- Opening Delimiter -

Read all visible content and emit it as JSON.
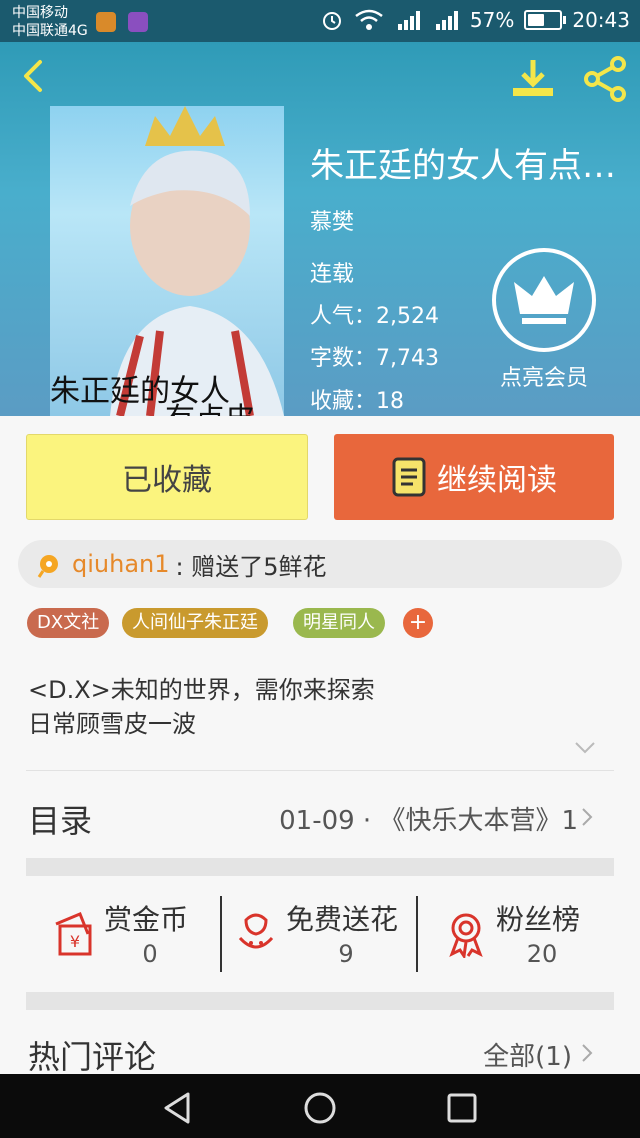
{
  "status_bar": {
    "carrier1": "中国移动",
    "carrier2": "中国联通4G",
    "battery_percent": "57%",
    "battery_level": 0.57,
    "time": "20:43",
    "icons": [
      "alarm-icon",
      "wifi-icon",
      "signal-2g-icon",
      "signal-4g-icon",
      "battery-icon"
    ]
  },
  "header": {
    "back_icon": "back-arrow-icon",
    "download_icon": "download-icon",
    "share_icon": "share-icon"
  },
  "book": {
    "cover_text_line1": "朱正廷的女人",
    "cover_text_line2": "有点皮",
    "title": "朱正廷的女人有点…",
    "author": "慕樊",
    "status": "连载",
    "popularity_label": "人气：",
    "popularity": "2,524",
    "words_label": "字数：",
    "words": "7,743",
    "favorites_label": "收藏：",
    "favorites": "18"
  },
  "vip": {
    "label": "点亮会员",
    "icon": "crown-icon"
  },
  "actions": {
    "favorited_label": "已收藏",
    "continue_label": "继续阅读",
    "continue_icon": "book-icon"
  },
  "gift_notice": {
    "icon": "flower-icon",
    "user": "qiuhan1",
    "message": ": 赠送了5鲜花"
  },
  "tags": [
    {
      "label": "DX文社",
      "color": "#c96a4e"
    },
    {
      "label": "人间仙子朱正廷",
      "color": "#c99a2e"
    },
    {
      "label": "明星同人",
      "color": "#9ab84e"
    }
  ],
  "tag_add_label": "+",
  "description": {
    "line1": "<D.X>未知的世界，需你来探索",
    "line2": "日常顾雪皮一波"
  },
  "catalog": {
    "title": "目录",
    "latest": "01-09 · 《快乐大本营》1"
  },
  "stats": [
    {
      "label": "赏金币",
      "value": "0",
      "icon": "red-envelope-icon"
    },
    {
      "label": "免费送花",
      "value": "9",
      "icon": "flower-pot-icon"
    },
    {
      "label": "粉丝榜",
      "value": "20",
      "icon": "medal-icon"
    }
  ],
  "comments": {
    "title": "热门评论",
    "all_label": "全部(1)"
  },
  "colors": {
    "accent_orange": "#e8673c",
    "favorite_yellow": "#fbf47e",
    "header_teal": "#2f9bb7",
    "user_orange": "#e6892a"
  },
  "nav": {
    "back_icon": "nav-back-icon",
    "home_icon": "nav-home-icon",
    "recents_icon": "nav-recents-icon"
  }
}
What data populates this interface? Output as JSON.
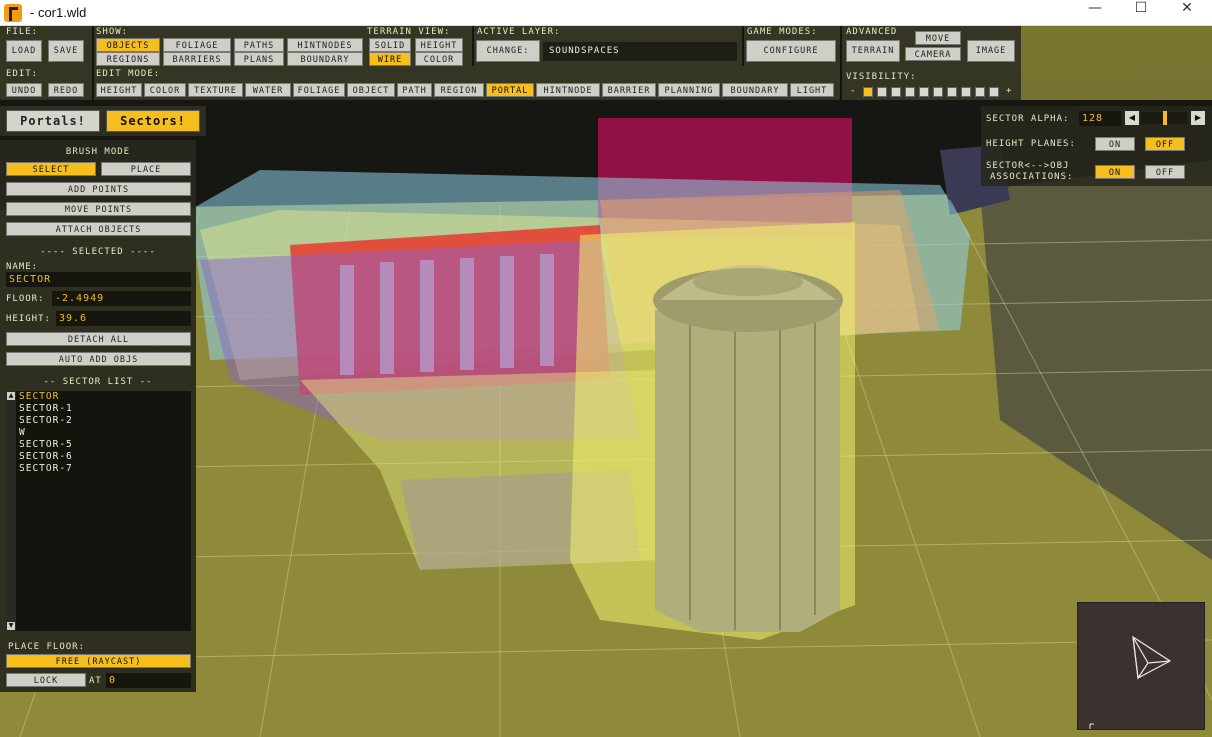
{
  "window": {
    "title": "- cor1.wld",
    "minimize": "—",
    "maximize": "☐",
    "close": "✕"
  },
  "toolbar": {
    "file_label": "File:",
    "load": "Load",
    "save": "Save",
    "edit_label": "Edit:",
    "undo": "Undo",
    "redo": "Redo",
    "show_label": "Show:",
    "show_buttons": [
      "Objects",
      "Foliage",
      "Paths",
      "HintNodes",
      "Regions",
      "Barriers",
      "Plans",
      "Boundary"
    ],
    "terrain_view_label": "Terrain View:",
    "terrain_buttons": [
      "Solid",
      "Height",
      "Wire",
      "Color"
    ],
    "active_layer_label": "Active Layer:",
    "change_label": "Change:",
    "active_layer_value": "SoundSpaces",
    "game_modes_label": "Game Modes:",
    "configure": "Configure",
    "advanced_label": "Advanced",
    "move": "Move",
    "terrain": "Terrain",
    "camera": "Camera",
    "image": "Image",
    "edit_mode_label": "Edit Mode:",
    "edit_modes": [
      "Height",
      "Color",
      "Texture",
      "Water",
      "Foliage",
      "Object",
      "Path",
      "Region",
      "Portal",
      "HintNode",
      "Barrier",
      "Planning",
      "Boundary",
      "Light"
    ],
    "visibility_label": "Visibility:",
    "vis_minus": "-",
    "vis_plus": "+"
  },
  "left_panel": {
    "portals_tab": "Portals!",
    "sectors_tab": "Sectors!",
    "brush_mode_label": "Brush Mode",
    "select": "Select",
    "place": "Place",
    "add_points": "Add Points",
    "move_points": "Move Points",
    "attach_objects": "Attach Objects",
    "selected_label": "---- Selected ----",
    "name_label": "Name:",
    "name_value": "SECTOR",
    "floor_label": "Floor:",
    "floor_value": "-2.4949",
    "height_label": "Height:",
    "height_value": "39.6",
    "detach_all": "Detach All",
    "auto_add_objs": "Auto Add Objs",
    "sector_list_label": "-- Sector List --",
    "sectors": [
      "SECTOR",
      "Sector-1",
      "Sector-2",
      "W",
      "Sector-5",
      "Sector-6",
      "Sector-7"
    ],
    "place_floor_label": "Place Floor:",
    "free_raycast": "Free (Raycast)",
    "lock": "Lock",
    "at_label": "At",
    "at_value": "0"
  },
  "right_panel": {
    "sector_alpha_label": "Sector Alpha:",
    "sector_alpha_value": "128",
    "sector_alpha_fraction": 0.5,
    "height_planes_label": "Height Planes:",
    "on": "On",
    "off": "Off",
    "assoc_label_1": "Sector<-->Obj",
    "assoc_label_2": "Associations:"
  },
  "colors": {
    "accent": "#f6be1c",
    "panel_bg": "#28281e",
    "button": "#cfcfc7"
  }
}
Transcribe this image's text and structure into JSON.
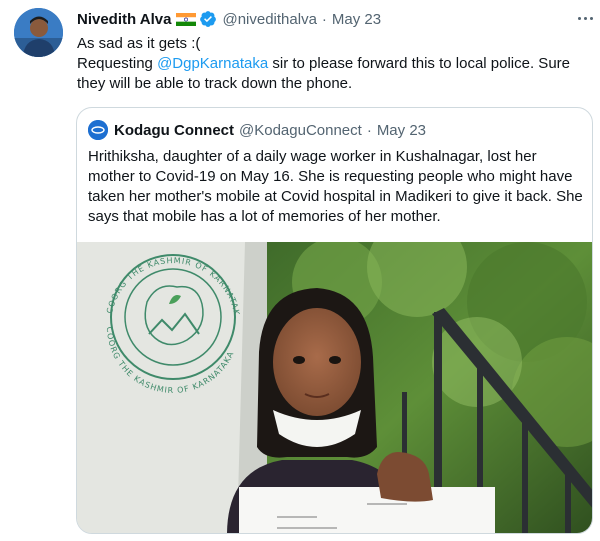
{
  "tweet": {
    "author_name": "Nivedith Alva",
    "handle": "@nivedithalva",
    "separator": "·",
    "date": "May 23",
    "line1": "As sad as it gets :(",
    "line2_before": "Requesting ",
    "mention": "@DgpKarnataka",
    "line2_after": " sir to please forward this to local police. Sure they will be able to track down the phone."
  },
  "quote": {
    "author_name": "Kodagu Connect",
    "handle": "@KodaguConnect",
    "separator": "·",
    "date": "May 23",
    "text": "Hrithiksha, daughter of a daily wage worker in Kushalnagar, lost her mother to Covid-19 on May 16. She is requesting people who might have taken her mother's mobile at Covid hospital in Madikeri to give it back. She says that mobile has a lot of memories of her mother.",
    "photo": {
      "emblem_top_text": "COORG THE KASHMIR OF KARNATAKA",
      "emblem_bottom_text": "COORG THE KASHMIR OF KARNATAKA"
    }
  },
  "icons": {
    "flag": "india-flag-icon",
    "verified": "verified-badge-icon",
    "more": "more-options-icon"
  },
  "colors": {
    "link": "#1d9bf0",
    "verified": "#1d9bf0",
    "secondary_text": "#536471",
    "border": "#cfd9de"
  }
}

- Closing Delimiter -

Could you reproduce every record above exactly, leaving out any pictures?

Read all visible content and emit it as JSON.
{
  "status_bar": {
    "carrier1": "中国移动",
    "carrier2": "中国联通4G",
    "battery_percent": "57%",
    "battery_level": 0.57,
    "time": "20:43",
    "icons": [
      "alarm-icon",
      "wifi-icon",
      "signal-2g-icon",
      "signal-4g-icon",
      "battery-icon"
    ]
  },
  "header": {
    "back_icon": "back-arrow-icon",
    "download_icon": "download-icon",
    "share_icon": "share-icon"
  },
  "book": {
    "cover_text_line1": "朱正廷的女人",
    "cover_text_line2": "有点皮",
    "title": "朱正廷的女人有点…",
    "author": "慕樊",
    "status": "连载",
    "popularity_label": "人气：",
    "popularity": "2,524",
    "words_label": "字数：",
    "words": "7,743",
    "favorites_label": "收藏：",
    "favorites": "18"
  },
  "vip": {
    "label": "点亮会员",
    "icon": "crown-icon"
  },
  "actions": {
    "favorited_label": "已收藏",
    "continue_label": "继续阅读",
    "continue_icon": "book-icon"
  },
  "gift_notice": {
    "icon": "flower-icon",
    "user": "qiuhan1",
    "message": ": 赠送了5鲜花"
  },
  "tags": [
    {
      "label": "DX文社",
      "color": "#c96a4e"
    },
    {
      "label": "人间仙子朱正廷",
      "color": "#c99a2e"
    },
    {
      "label": "明星同人",
      "color": "#9ab84e"
    }
  ],
  "tag_add_label": "+",
  "description": {
    "line1": "<D.X>未知的世界，需你来探索",
    "line2": "日常顾雪皮一波"
  },
  "catalog": {
    "title": "目录",
    "latest": "01-09 · 《快乐大本营》1"
  },
  "stats": [
    {
      "label": "赏金币",
      "value": "0",
      "icon": "red-envelope-icon"
    },
    {
      "label": "免费送花",
      "value": "9",
      "icon": "flower-pot-icon"
    },
    {
      "label": "粉丝榜",
      "value": "20",
      "icon": "medal-icon"
    }
  ],
  "comments": {
    "title": "热门评论",
    "all_label": "全部(1)"
  },
  "colors": {
    "accent_orange": "#e8673c",
    "favorite_yellow": "#fbf47e",
    "header_teal": "#2f9bb7",
    "user_orange": "#e6892a"
  },
  "nav": {
    "back_icon": "nav-back-icon",
    "home_icon": "nav-home-icon",
    "recents_icon": "nav-recents-icon"
  }
}
What data populates this interface? Output as JSON.
{
  "window": {
    "title": "- cor1.wld",
    "minimize": "—",
    "maximize": "☐",
    "close": "✕"
  },
  "toolbar": {
    "file_label": "File:",
    "load": "Load",
    "save": "Save",
    "edit_label": "Edit:",
    "undo": "Undo",
    "redo": "Redo",
    "show_label": "Show:",
    "show_buttons": [
      "Objects",
      "Foliage",
      "Paths",
      "HintNodes",
      "Regions",
      "Barriers",
      "Plans",
      "Boundary"
    ],
    "terrain_view_label": "Terrain View:",
    "terrain_buttons": [
      "Solid",
      "Height",
      "Wire",
      "Color"
    ],
    "active_layer_label": "Active Layer:",
    "change_label": "Change:",
    "active_layer_value": "SoundSpaces",
    "game_modes_label": "Game Modes:",
    "configure": "Configure",
    "advanced_label": "Advanced",
    "move": "Move",
    "terrain": "Terrain",
    "camera": "Camera",
    "image": "Image",
    "edit_mode_label": "Edit Mode:",
    "edit_modes": [
      "Height",
      "Color",
      "Texture",
      "Water",
      "Foliage",
      "Object",
      "Path",
      "Region",
      "Portal",
      "HintNode",
      "Barrier",
      "Planning",
      "Boundary",
      "Light"
    ],
    "visibility_label": "Visibility:",
    "vis_minus": "-",
    "vis_plus": "+"
  },
  "left_panel": {
    "portals_tab": "Portals!",
    "sectors_tab": "Sectors!",
    "brush_mode_label": "Brush Mode",
    "select": "Select",
    "place": "Place",
    "add_points": "Add Points",
    "move_points": "Move Points",
    "attach_objects": "Attach Objects",
    "selected_label": "---- Selected ----",
    "name_label": "Name:",
    "name_value": "SECTOR",
    "floor_label": "Floor:",
    "floor_value": "-2.4949",
    "height_label": "Height:",
    "height_value": "39.6",
    "detach_all": "Detach All",
    "auto_add_objs": "Auto Add Objs",
    "sector_list_label": "-- Sector List --",
    "sectors": [
      "SECTOR",
      "Sector-1",
      "Sector-2",
      "W",
      "Sector-5",
      "Sector-6",
      "Sector-7"
    ],
    "place_floor_label": "Place Floor:",
    "free_raycast": "Free (Raycast)",
    "lock": "Lock",
    "at_label": "At",
    "at_value": "0"
  },
  "right_panel": {
    "sector_alpha_label": "Sector Alpha:",
    "sector_alpha_value": "128",
    "sector_alpha_fraction": 0.5,
    "height_planes_label": "Height Planes:",
    "on": "On",
    "off": "Off",
    "assoc_label_1": "Sector<-->Obj",
    "assoc_label_2": "Associations:"
  },
  "colors": {
    "accent": "#f6be1c",
    "panel_bg": "#28281e",
    "button": "#cfcfc7"
  }
}
Transcribe this image's text and structure into JSON.
{
  "tweet": {
    "author_name": "Nivedith Alva",
    "handle": "@nivedithalva",
    "separator": "·",
    "date": "May 23",
    "line1": "As sad as it gets :(",
    "line2_before": "Requesting ",
    "mention": "@DgpKarnataka",
    "line2_after": " sir to please forward this to local police. Sure they will be able to track down the phone."
  },
  "quote": {
    "author_name": "Kodagu Connect",
    "handle": "@KodaguConnect",
    "separator": "·",
    "date": "May 23",
    "text": "Hrithiksha, daughter of a daily wage worker in Kushalnagar, lost her mother to Covid-19 on May 16. She is requesting people who might have taken her mother's mobile at Covid hospital in Madikeri to give it back. She says that mobile has a lot of memories of her mother.",
    "photo": {
      "emblem_top_text": "COORG THE KASHMIR OF KARNATAKA",
      "emblem_bottom_text": "COORG THE KASHMIR OF KARNATAKA"
    }
  },
  "icons": {
    "flag": "india-flag-icon",
    "verified": "verified-badge-icon",
    "more": "more-options-icon"
  },
  "colors": {
    "link": "#1d9bf0",
    "verified": "#1d9bf0",
    "secondary_text": "#536471",
    "border": "#cfd9de"
  }
}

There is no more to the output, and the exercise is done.